Now imagine that we stayed the one night then when back home. And in a year, we spent the night at that hotel again. . . . WE’RE BACK! And remember the glass wall? The view from our room? And ohhh, the waffle maker!
This is the same with writing. First drafts are so cool. Everything is so exciting! And getting to the end of the story is an adventure. It’s new, and fresh, and I just want to spend all my time with it.
But when it comes time to revise, I will lose the fresh perspective if I don’t take some time away from it. It will become mundane. Same old. Hard to tell one chapter from the next. And didn’t I like this once upon a time?
It’s hard to put something aside. Especially something you love. But a little distance can go a long way in giving perspective. In remembering and rekindling the love we had for something.
Do you take time between drafts?
“Darkness cannot drive out darkness; only light can do that. Hate cannot drive out hate; only love can do that.”
~ Martin Luther King, Jr.
Hope you all have a great day, as we remember the wisdom of a man who understood the power of love.
Some of you may know that for my day job, I do translation. French to English. An interesting phenomenon I’ve noticed is that sometimes my brain doesn’t register when there is both French and English on a page I’m supposed to translate. I’ll keep typing away, and a couple paragraphs later realize what I’ve done.
In fact, several year ago I was doing some interpretation for a small group. It’s a pretty tricky fete learning to talk and listen at the same time. Anyway, there I was spouting off the English as the speaker continued in French when suddenly they stopped and looked at me. The people I was interpreting for stopped and looked at me.
“You don’t have to translate the English for me. I already understand.”
My brain hadn’t registered when the speaker switched from French to English! Presumably because I understand both languages, and to my brain it’s all the same. I understand it.
Writing can be like this too. When we write a story, we know everything there is to know. We know who the secret bad guy is. We know what terrible things are going to happen.

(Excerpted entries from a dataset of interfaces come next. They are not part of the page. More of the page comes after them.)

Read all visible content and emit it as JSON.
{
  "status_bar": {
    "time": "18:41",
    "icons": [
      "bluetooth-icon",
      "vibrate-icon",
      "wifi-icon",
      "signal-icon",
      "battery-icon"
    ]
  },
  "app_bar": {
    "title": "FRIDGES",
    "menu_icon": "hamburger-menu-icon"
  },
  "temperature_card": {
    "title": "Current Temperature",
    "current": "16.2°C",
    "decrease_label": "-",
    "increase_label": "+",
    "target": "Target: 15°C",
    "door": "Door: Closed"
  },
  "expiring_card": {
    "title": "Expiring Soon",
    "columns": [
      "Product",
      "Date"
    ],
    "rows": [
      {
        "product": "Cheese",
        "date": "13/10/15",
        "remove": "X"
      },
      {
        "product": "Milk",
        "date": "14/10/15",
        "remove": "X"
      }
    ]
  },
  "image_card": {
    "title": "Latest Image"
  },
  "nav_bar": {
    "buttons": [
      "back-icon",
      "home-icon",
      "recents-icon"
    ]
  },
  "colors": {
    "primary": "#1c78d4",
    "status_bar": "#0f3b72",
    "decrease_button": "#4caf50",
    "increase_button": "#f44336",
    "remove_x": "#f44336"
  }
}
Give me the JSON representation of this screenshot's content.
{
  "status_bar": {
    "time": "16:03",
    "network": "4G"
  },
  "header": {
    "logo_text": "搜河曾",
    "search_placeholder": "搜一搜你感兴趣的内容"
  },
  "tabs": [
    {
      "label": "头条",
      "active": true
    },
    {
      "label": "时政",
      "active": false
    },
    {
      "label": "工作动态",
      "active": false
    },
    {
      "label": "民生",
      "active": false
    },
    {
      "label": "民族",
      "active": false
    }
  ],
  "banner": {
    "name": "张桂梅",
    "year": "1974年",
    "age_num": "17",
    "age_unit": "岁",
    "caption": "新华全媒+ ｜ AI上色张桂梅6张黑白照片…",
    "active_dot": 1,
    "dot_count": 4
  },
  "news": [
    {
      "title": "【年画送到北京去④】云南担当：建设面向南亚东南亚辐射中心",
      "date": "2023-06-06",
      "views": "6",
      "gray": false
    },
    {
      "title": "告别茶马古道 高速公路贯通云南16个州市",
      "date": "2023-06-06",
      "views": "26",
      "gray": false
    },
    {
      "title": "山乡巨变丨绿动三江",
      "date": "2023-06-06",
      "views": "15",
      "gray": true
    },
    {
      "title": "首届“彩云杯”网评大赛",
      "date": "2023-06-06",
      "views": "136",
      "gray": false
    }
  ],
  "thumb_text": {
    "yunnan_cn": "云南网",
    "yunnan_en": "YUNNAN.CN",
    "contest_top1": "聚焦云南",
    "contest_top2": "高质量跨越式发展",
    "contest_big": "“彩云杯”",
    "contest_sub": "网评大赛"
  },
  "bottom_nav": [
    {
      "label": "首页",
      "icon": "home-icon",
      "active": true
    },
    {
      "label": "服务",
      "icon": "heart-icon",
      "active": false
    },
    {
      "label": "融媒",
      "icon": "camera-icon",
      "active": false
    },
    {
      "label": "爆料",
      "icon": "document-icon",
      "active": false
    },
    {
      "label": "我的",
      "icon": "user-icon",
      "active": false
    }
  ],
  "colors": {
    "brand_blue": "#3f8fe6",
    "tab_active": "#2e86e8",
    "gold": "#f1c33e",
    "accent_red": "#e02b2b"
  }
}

We know how it will all resolve itself. We know.
Which is why it’s sometimes hard to know what is coming across to our reader. The experience is completely different for someone who doesn’t know. Things that may seem obvious to you, aren’t necessarily obvious to your reader. Or perhaps something you wanted to be sure your reader understood is coming across all too loudly for them.
This is why we need beta readers and critique partners. This is why we can’t do this writing thing alone. Sometimes we just need someone to stop us and tell us, “I already understand.”
Do you use beta readers and critique partners?
So I popped off for NaNoWriMo (National Novel Writing Month), and then the
boat left the dock without me, and I missed all of December. Family and Writing
(Well, revising, but same whatever).
|My writing space|
Anyway, it’s the new year, and we’ve had the discussion of Resolutions vs. Goals, so today I’m listing a few GOALS (nothing so wishy-washy as a
resolution for me, thank you very much!).